September 9, 2011“Encouraged by exemplary and passionate teachers to express their knowledge and opinions, children become lifelong learners and critical thinkers.” –From the The Gillispie School Vision 2020 Statement Across the country, teachers and administrations have recently concluded the annual tradition of “prep week”–a time when teaching professionals collaborate to set the goals, tone, and philosophy for the year ahead. At Gillispie, this year’s prep week emphasized the Vision 2020 statement approved by the School’s Board of Trustees in late spring of 2011. This statement is based on insights provided by trustees, parents, faculty, and administration. While keeping in mind the excerpt above, these are just a few of the many purposeful sessions that took place last week: –Grade 4 teacher Kim Haas updated Grades prekindergarten through 2 teachers on Everyday Math developments. –With teachers trained at individual grade levels K-6 on the Learning Headquarters writing program, Director of Curriculum Margie Edwards led a session to share implementation strategies and develop a common language for teaching writing across the grades. –Assistant Head of School Steve Bunyak continued preparing Grades 3-6 teachers for September and October ERB CTP-Online testing. –Reading Specialist Maté Schissler trained Grades K-2 teachers in assessing student reading levels using the well-researched Fountas and Pinnell system. –Early childhood faculty continued work on emergent curriculum approaches and spent time with consultant Becky Candra on how classroom environments can be inspired by the Reggio Emelia philosophy. –Prekindergarten teacher Kimberly Abrams led a session on how children can see art all around them and discussions were held on extending learning outside of the classroom. –All elementary school and specialty teachers gathered to discuss their summer reading book, Nurture Shock, and early childhood faculty reviewed Working in the Reggio Way and excerpts from The Hundred Languages of Children.

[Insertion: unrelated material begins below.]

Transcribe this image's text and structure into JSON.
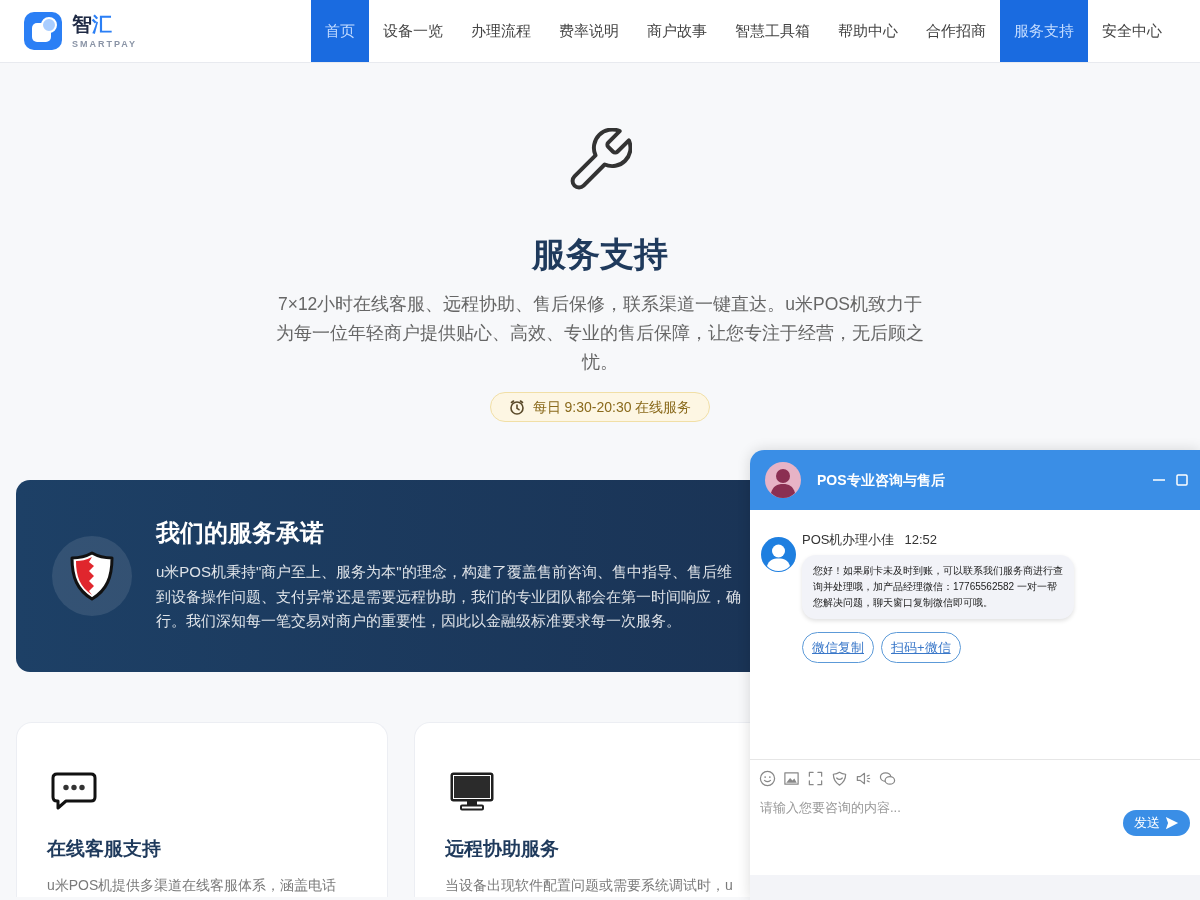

Through these experiences, teachers and administrators collaborated and learned together with a shared vision–for the year ahead and 2020–of providing their students with a nurturing, forward-thinking education of excellence. Alison Fleming Head of School
Posted on Sep 09, 2011